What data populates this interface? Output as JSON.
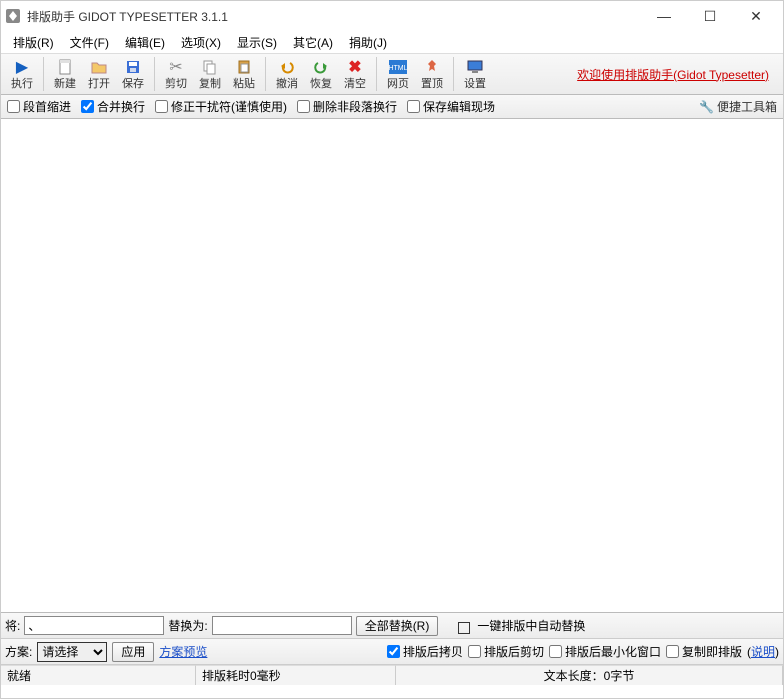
{
  "window": {
    "title": "排版助手 GIDOT TYPESETTER 3.1.1"
  },
  "winctrl": {
    "min": "—",
    "max": "☐",
    "close": "✕"
  },
  "menu": {
    "layout": "排版(R)",
    "file": "文件(F)",
    "edit": "编辑(E)",
    "options": "选项(X)",
    "view": "显示(S)",
    "other": "其它(A)",
    "donate": "捐助(J)"
  },
  "toolbar": {
    "run": "执行",
    "new": "新建",
    "open": "打开",
    "save": "保存",
    "cut": "剪切",
    "copy": "复制",
    "paste": "粘贴",
    "undo": "撤消",
    "redo": "恢复",
    "clear": "清空",
    "web": "网页",
    "top": "置顶",
    "settings": "设置",
    "brand": "欢迎使用排版助手(Gidot Typesetter)"
  },
  "options": {
    "indent": "段首缩进",
    "merge_line": "合并换行",
    "fix_noise": "修正干扰符(谨慎使用)",
    "del_nonpara": "删除非段落换行",
    "save_scene": "保存编辑现场",
    "handytool": "便捷工具箱"
  },
  "replace": {
    "find_label": "将:",
    "find_value": "、",
    "replace_label": "替换为:",
    "replace_value": "",
    "all_btn": "全部替换(R)",
    "onekey_auto": "一键排版中自动替换"
  },
  "scheme": {
    "label": "方案:",
    "selected": "请选择",
    "apply": "应用",
    "preview": "方案预览",
    "after_copy": "排版后拷贝",
    "after_cut": "排版后剪切",
    "after_min": "排版后最小化窗口",
    "copy_layout": "复制即排版",
    "help": "说明"
  },
  "status": {
    "ready": "就绪",
    "time": "排版耗时0毫秒",
    "length": "文本长度：0字节"
  }
}
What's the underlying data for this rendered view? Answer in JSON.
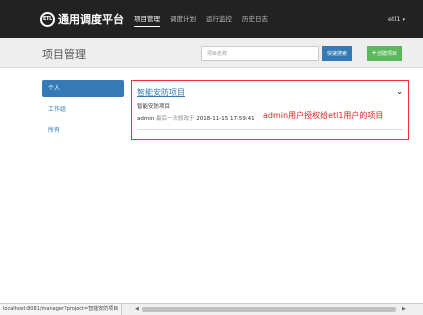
{
  "header": {
    "logo_mark": "ETL",
    "app_name": "通用调度平台",
    "nav": [
      {
        "label": "项目管理",
        "active": true
      },
      {
        "label": "调度计划",
        "active": false
      },
      {
        "label": "运行监控",
        "active": false
      },
      {
        "label": "历史日志",
        "active": false
      }
    ],
    "user": "etl1",
    "user_caret": "▾"
  },
  "subheader": {
    "title": "项目管理",
    "search_placeholder": "项目名称",
    "search_button": "快速搜索",
    "create_plus": "+",
    "create_button": "创建项目"
  },
  "sidebar": {
    "items": [
      {
        "label": "个人",
        "active": true
      },
      {
        "label": "工作组",
        "active": false
      },
      {
        "label": "所有",
        "active": false
      }
    ]
  },
  "project_card": {
    "title": "智能安防项目",
    "chevron": "⌄",
    "description": "智能安防项目",
    "owner": "admin",
    "modified_label": "最后一次修改于",
    "modified_time": "2018-11-15 17:59:41"
  },
  "annotation": "admin用户授权给etl1用户的项目",
  "statusbar": {
    "url": "localhost:8081/manager?project=智能安防项目",
    "scroll_left": "◀",
    "scroll_right": "▶"
  },
  "colors": {
    "topbar": "#222222",
    "primary": "#337ab7",
    "success": "#5cb85c",
    "annotation": "#e02020"
  },
  "icons": [
    "etl-logo-icon",
    "chevron-down-icon",
    "plus-icon"
  ]
}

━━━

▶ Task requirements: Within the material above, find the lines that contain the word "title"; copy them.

▶ Response to the task:
    "title": "排版助手 GIDOT TYPESETTER 3.1.1"
    "title": "项目管理",
    "title": "智能安防项目",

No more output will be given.